The world may or may not have closure on the IRS' targeting of Conservative groups (it doesn't), but by the time the media is finished with Chris Christie, he will be too. Case in point: today's report from the Hill that as a result of Bridgegate, the New Jersey Govenor has seen his popularity plummet in a head-to-head match-up against Hillary Clinton, based on a new Quinnipiac poll. "Christie dropped 9 percentage points in the poll, and now trails Clinton 46 percent to 38 percent in a potential general election matchup. That reverses a December poll that showed Christie leading Clinton 42 percent to 41 percent."
All this boils down to one simple question: can the top 10% (roughly 11 million households) support the billions of square feet of retail space that were added in the 2000s? If the answer is no, as it clearly is, then the retail CRE sector is doomed to implode.
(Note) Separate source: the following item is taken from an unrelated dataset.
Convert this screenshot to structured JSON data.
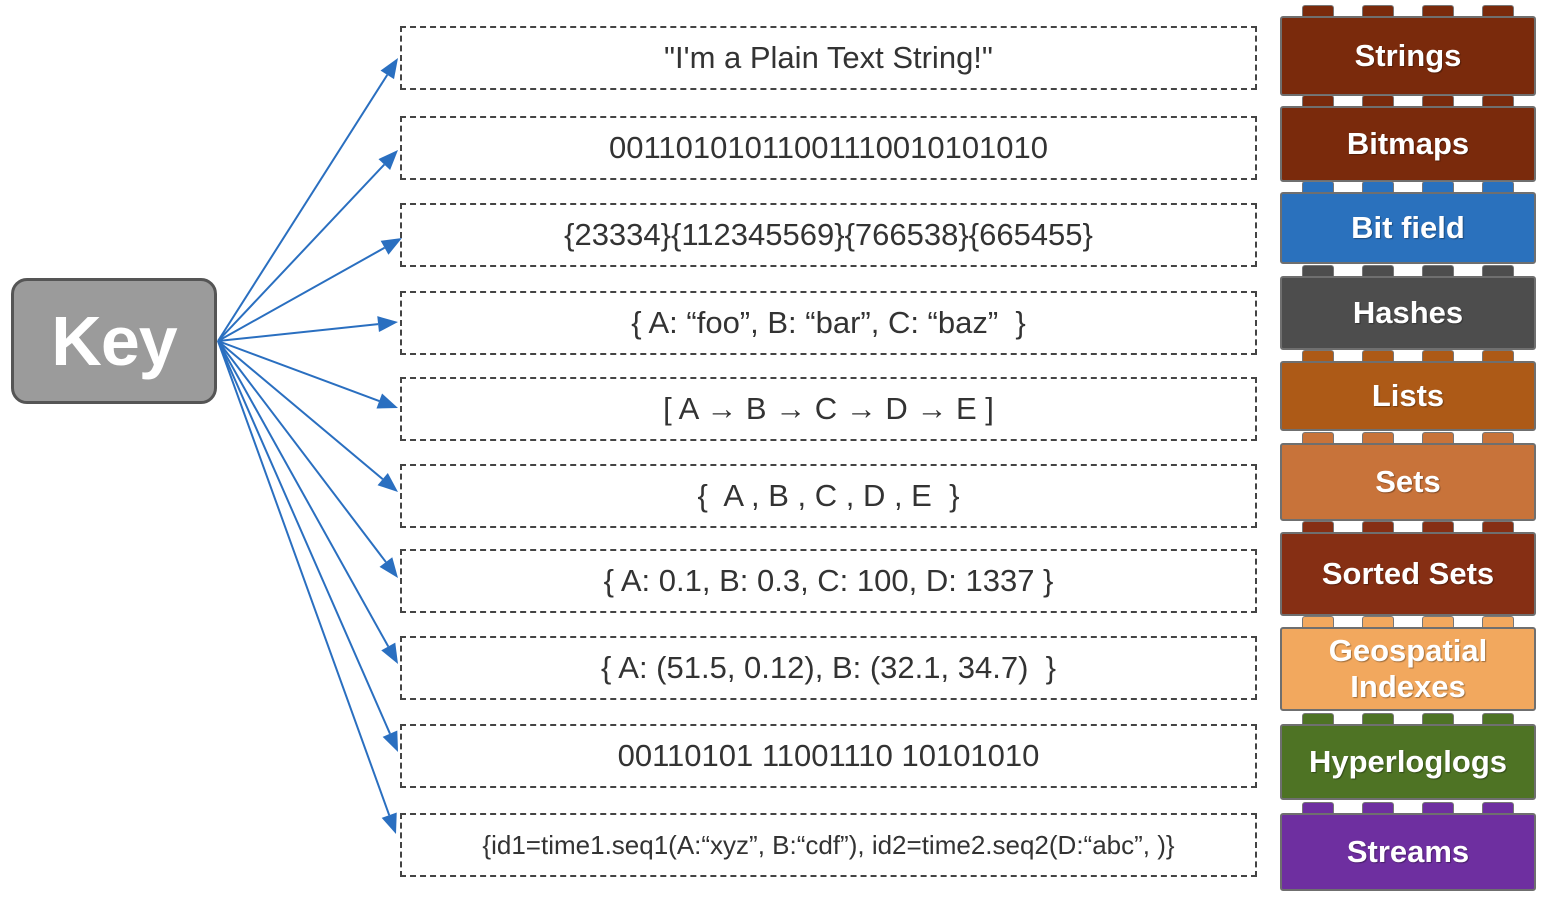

Let's try a second simple question: what's holding the retail CRE sector up? Answer: leases that will soon expire or be voided by insolvency, bankruptcy, etc. as retailers close stores and shutter their businesses. One last question: who's holding all the immense debt that's piled on top of this soon-to-collapse sector? The domino of retail CRE will not fall in isolation; it will topple the domino of debt next to it, and that will topple the lenders who are bankrupted by the implosion of retail-CRE debt. And once that domino falls, it will take what's left of the nation's illusory financial stability down with it.
Having been un-shunned and then re-shunned by the UN and US over the Syria peace conference, an Iranian news agency has confirmed that for the first time in history, Iran's navy has dispatched warships on a mission to the Atlantic Ocean. No specific military mission or targets were announced but previous statements had discussed the move to protect the country's cargo ships and oil tankers against pirate attacks. Iran's Rear Admiral had a message of peace and friendship for the rest of the world and said the nation only sought to display its defensive capabilities (just like China, then?).
Having been outspoken over capitalism and the rise of income inequality; for the first time, an address from the leader of the world's 1.2 billion Catholics was read to the political and business elites at the World Economic Forum in Davos. Pope Francis pulled no punches as he implored attendees to remember that "humanity is served by wealth and not ruled by it," and called for "decisions, mechanisms and processes directed to a better distribution of wealth." The guilt-ridden tone was heavy as The Holy See admonished, "I wish to emphasize the importance that the various political and economic sectors have in promoting an inclusive approach which takes into consideration the dignity of every human person and the common good. I am referring to a concern that ought to shape every political and economic decision, but which at times seems to be little more than an after-thought."
"A mysterious new technology emerges, seemingly out of nowhere, but actually the result of two decades of intense research and development by nearly anonymous researchers. Political idealists project visions of liberation and revolution onto it; establishment elites heap contempt and scorn on it. On the other hand, technologists — nerds — are transfixed by it. They see within it enormous potential and spend their nights and weekends tinkering with it. Eventually mainstream products, companies, and industries emerge to commercialize it; its effects become profound; and later, many people wonder why its powerful promise wasn’t more obvious from the start. What technology am I talking about? Personal computers in 1975, the Internet in 1993, and — I believe — Bitcoin in 2014."